▶ SOURCE DATA
+===+

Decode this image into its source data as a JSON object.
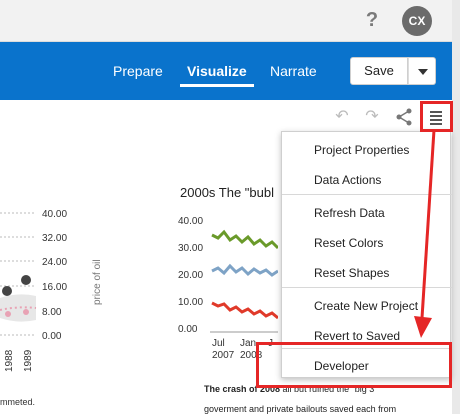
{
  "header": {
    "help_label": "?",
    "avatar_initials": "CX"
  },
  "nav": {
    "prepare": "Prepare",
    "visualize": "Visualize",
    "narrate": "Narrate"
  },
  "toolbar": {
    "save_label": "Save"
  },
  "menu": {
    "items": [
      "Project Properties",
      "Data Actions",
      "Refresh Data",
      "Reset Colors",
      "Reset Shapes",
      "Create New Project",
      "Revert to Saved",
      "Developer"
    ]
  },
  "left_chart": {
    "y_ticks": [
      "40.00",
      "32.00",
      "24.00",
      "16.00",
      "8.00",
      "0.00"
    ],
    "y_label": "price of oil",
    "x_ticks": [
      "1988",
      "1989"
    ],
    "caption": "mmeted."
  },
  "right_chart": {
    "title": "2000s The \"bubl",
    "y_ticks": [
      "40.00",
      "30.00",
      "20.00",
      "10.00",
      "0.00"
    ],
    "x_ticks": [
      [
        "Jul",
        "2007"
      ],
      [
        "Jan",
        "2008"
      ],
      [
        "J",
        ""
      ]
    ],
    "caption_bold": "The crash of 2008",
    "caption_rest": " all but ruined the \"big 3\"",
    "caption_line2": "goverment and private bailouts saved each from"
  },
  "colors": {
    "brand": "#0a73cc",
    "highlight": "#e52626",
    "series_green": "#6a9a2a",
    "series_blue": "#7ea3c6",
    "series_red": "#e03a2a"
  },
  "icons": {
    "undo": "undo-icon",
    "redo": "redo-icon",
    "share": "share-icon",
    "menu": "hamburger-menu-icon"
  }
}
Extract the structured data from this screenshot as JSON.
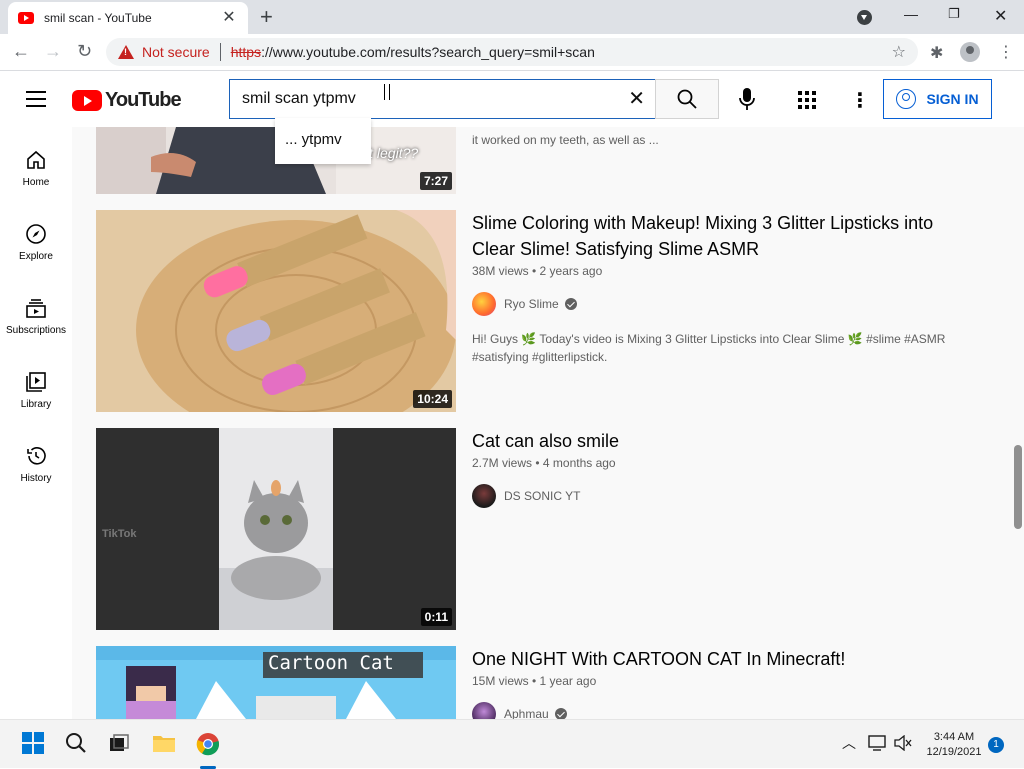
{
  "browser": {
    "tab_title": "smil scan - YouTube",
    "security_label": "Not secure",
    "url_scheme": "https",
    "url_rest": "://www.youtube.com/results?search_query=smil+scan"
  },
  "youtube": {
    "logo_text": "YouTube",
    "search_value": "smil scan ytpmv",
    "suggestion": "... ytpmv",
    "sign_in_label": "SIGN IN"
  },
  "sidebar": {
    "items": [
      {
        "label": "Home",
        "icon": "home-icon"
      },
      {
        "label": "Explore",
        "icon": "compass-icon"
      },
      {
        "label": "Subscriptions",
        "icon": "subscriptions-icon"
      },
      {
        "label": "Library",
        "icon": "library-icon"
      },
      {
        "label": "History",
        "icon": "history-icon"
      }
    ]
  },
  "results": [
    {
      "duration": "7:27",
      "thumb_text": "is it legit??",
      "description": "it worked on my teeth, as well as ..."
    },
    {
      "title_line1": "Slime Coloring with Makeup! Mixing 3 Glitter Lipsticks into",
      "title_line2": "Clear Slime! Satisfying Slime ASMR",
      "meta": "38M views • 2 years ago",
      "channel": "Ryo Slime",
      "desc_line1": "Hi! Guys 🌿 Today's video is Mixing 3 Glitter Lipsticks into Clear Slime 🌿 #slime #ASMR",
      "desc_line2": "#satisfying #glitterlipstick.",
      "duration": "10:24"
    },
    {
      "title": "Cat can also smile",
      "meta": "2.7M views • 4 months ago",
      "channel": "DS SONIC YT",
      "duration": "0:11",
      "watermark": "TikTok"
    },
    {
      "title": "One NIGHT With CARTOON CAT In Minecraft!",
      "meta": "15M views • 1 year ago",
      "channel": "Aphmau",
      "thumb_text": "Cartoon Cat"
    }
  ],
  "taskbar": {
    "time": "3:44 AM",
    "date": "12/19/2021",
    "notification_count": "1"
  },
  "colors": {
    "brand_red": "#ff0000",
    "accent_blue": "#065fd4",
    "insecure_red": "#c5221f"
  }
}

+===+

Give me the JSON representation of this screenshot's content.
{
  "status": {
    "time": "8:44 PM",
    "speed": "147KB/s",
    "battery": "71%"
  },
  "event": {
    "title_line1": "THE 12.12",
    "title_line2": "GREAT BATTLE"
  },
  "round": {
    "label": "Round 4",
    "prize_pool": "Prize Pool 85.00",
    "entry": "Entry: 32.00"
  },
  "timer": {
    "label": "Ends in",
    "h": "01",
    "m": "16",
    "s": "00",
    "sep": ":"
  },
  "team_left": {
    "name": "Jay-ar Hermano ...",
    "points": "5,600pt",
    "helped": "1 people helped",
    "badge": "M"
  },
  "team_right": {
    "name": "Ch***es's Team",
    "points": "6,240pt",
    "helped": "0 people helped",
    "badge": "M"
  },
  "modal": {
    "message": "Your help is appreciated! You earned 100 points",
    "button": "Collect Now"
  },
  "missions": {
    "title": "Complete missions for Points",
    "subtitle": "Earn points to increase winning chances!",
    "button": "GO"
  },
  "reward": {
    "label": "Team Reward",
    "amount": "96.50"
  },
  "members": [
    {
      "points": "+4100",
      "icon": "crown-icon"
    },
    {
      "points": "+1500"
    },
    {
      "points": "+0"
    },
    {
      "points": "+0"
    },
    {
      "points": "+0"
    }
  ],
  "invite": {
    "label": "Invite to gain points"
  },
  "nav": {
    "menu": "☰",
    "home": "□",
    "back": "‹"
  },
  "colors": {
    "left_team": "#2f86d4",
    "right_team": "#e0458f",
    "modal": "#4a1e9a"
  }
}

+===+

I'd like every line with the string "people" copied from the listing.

    "helped": "1 people helped",
    "helped": "0 people helped",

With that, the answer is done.